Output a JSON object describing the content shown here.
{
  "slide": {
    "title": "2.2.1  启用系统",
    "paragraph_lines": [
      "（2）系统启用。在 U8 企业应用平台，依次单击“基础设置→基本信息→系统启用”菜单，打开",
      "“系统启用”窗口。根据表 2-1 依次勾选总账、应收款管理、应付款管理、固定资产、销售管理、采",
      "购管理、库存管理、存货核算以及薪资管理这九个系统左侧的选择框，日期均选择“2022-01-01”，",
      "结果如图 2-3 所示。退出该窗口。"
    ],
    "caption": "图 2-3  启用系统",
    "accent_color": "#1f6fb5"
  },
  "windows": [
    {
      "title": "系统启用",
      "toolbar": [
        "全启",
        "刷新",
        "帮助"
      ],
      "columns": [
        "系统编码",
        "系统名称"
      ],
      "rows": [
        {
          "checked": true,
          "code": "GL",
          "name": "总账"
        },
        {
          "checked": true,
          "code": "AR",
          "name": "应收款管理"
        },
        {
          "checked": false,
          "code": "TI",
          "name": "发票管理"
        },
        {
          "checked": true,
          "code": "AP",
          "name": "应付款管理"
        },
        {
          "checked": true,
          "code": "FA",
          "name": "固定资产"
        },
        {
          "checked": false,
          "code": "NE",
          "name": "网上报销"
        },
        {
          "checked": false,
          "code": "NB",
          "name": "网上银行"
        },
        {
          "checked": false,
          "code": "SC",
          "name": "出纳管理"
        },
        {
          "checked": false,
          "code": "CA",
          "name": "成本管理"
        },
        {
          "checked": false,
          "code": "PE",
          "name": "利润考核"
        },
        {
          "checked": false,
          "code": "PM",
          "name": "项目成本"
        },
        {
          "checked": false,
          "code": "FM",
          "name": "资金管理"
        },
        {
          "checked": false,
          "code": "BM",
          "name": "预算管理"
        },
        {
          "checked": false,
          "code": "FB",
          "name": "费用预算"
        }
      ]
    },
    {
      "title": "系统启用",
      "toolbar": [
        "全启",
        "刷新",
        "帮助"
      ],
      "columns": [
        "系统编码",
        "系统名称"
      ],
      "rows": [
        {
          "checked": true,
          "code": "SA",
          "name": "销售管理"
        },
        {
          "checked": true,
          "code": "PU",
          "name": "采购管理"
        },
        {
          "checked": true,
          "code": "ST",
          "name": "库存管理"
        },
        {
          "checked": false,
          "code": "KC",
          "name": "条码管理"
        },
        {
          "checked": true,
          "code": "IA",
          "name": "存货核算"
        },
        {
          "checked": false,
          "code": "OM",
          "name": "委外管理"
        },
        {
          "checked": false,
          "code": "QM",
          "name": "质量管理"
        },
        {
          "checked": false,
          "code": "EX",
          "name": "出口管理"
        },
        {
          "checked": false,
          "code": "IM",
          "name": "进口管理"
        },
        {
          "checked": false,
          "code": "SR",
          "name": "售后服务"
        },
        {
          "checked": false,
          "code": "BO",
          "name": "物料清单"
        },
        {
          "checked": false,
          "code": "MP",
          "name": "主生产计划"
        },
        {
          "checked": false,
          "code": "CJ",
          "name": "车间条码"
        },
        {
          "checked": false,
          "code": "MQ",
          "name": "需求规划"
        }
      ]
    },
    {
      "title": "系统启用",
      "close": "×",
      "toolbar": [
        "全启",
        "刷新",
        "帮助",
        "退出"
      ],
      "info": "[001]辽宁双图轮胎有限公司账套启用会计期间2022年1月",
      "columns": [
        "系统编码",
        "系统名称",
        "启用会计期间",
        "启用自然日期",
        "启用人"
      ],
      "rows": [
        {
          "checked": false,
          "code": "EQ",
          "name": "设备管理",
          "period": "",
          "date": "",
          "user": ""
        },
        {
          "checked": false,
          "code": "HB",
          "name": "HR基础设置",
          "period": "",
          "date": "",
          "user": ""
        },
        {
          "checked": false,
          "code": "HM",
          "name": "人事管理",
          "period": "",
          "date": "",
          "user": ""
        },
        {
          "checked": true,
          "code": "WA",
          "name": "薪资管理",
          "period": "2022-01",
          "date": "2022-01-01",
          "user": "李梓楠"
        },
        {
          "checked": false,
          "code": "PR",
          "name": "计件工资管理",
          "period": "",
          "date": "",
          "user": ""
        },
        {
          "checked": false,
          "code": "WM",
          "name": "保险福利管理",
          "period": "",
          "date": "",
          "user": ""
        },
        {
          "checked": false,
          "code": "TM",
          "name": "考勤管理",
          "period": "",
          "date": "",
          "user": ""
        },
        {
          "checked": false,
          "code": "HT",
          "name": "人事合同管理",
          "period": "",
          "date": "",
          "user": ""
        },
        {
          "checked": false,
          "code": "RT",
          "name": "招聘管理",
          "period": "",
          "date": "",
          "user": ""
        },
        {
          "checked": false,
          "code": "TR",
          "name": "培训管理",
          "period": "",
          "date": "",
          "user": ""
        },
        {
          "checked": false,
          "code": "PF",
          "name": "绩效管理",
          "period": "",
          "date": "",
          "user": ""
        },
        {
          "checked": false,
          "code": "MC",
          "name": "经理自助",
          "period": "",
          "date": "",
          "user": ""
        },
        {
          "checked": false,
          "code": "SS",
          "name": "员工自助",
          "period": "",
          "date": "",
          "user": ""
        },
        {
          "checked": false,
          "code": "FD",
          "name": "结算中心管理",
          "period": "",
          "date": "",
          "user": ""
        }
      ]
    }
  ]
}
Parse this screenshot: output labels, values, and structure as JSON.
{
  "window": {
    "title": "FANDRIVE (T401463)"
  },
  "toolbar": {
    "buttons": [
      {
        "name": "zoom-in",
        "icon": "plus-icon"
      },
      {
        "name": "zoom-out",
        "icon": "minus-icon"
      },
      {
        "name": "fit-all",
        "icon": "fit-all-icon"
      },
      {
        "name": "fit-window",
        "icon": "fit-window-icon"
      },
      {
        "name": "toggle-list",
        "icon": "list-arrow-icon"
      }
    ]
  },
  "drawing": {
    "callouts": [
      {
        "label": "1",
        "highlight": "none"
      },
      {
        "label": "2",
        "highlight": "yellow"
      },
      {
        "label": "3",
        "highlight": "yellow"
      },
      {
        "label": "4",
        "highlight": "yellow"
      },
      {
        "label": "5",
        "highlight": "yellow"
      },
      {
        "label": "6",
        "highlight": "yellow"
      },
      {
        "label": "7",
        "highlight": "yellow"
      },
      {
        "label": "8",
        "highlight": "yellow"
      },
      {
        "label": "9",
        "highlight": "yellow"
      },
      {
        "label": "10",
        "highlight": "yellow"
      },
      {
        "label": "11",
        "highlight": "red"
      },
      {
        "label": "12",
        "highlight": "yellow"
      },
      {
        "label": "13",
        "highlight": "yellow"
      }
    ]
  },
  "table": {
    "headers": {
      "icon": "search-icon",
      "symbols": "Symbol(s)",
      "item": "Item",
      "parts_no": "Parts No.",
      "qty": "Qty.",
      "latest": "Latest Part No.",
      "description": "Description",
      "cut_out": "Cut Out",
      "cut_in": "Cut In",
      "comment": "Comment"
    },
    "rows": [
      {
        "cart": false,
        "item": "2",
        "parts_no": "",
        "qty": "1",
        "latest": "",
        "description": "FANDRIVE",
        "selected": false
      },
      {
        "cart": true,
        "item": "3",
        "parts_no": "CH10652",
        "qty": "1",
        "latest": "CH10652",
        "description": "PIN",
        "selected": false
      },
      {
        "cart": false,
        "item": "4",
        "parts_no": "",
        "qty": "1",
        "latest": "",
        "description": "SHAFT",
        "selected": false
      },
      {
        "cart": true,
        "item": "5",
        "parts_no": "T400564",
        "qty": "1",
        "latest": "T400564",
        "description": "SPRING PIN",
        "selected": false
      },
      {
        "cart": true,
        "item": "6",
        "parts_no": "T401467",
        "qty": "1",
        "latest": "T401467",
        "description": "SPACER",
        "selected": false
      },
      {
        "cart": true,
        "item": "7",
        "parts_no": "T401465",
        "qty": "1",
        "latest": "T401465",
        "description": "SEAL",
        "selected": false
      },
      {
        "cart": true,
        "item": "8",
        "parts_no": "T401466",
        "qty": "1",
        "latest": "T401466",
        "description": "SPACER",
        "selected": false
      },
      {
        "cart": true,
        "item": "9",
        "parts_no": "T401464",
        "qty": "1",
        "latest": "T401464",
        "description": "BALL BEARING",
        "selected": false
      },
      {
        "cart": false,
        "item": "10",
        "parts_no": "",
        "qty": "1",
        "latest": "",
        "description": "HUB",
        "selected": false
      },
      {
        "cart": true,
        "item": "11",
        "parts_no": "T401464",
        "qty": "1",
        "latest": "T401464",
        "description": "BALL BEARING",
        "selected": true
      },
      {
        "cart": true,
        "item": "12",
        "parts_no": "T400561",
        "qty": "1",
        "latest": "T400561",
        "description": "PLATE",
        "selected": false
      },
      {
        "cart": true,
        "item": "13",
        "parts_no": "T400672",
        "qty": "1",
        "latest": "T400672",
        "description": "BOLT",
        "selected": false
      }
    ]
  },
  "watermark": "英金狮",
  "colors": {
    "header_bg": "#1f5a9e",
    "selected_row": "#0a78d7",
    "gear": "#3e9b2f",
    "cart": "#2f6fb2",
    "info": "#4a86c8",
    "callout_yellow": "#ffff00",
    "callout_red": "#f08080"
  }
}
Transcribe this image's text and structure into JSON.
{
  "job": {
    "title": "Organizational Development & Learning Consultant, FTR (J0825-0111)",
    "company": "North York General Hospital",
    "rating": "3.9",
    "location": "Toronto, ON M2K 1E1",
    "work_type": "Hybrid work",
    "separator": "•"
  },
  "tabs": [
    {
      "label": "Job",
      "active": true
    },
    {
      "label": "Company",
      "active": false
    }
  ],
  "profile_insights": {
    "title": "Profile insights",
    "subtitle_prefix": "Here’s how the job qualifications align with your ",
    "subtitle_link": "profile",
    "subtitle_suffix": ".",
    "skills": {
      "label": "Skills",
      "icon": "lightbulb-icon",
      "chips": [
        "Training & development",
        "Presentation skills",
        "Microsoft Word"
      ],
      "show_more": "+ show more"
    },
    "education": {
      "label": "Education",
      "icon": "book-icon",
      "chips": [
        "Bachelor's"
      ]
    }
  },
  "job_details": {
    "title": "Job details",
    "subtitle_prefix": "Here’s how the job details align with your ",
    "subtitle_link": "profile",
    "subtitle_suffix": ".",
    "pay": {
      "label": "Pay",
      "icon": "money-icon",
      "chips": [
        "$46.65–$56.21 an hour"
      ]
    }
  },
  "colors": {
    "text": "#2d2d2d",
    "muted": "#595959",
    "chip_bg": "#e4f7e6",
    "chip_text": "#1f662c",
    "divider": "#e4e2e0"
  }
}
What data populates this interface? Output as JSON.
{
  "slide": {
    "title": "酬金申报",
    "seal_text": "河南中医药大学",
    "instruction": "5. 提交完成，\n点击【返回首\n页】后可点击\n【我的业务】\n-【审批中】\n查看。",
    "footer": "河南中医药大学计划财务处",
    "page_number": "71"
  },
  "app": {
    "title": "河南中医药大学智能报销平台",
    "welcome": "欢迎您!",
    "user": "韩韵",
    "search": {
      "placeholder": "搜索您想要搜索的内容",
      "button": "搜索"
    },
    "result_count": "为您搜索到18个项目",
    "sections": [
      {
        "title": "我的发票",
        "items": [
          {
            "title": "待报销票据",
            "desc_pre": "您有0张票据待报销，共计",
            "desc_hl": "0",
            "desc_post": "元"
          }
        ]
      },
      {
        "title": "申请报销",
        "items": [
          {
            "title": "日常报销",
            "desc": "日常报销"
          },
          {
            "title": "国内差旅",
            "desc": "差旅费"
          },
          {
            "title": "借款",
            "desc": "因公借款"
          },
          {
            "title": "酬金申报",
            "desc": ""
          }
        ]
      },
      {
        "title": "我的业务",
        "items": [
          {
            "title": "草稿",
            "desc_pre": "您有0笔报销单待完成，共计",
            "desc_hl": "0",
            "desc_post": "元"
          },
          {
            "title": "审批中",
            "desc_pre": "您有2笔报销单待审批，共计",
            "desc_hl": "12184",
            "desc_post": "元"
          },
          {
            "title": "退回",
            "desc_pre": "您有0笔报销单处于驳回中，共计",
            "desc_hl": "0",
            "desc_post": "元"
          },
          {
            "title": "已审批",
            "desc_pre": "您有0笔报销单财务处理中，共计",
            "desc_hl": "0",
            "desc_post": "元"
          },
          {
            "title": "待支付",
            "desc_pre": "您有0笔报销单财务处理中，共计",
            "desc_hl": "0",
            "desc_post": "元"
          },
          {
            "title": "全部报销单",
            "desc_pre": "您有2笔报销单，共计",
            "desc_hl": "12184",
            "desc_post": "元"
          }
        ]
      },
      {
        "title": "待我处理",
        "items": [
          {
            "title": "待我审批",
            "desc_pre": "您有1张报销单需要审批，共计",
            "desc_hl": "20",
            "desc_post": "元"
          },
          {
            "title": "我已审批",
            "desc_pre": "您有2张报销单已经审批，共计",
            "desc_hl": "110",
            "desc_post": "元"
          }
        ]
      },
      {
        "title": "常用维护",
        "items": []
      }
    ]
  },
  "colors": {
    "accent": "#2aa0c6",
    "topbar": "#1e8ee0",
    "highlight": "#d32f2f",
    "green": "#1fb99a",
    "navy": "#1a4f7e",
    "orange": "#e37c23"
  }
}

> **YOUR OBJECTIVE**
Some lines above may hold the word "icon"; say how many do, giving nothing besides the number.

> **WRITTEN SOLUTION**
9